Look through the listing below, find every line with the string "this", and copy it.

__________

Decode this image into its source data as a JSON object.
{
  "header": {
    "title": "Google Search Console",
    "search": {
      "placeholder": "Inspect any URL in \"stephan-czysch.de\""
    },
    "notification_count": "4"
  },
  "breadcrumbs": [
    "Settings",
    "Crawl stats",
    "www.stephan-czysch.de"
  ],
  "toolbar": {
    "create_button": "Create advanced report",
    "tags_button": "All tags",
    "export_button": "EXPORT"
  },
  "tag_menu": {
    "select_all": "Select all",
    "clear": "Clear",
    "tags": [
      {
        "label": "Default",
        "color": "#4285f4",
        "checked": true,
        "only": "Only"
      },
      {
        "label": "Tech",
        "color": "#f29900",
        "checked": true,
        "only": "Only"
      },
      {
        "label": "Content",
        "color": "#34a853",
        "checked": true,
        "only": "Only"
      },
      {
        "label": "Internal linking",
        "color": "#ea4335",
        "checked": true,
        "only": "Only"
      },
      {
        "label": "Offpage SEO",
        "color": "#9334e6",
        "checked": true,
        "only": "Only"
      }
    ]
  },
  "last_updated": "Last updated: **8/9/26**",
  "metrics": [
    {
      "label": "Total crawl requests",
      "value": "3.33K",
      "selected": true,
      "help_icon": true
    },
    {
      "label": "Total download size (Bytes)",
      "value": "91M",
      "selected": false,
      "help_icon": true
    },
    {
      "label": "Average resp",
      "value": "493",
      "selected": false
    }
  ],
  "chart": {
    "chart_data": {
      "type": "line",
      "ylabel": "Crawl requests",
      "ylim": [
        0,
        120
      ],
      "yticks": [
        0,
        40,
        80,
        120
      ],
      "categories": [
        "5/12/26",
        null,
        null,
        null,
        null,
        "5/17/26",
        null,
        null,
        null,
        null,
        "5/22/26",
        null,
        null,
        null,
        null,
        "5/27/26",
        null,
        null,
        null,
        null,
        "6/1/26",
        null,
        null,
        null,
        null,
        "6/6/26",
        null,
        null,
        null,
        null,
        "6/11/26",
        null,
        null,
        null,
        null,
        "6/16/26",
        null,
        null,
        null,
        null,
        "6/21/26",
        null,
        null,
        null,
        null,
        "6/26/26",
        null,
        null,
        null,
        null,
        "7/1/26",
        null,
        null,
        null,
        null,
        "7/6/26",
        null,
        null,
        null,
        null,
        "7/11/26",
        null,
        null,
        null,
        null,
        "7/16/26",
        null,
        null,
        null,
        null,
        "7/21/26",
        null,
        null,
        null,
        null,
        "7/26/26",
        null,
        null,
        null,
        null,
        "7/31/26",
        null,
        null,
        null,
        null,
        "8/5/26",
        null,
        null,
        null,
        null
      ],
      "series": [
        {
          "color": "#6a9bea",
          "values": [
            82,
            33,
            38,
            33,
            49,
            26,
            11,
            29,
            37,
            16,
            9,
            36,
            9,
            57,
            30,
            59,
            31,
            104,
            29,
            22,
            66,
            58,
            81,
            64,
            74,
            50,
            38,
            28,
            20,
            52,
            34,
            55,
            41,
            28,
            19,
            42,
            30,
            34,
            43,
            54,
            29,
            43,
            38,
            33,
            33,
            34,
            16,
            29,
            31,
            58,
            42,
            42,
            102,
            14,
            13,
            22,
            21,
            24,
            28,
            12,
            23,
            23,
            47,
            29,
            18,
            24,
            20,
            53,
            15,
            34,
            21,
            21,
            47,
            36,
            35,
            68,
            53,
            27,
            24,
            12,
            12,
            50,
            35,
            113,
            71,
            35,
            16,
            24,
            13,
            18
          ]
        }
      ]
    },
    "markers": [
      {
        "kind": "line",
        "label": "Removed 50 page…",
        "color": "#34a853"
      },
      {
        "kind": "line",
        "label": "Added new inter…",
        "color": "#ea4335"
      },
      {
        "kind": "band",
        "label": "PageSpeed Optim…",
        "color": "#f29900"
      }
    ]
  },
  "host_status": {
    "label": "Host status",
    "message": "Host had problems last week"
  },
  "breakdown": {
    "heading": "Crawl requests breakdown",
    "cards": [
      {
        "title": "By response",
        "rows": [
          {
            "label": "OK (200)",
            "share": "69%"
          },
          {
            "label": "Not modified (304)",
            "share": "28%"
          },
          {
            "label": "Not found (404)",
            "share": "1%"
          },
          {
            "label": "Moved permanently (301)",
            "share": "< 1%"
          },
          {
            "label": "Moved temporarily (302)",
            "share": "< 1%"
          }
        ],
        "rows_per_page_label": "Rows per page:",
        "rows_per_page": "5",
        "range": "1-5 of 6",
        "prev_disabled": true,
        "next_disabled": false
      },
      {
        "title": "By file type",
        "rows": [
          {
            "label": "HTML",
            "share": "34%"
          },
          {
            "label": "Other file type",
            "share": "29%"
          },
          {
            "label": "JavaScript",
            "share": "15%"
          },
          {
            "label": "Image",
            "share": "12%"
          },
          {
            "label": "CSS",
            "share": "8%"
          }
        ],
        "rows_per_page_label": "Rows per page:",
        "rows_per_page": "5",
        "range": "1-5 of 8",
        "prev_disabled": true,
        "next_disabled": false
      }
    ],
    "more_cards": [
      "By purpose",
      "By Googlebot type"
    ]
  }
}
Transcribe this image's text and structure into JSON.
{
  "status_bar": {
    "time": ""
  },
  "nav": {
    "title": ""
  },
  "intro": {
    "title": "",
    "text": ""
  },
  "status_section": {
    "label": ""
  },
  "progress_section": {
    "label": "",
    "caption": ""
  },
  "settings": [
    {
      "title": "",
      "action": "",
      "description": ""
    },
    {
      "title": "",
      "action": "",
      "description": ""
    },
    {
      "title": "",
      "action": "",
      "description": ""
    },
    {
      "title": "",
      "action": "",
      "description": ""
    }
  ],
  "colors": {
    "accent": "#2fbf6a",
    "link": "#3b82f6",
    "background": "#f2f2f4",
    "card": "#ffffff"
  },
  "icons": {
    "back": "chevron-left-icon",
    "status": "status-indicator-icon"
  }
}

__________

THE ANSWER:
Decode this image into its source data as a JSON object.
Transcribe this image's text and structure into JSON.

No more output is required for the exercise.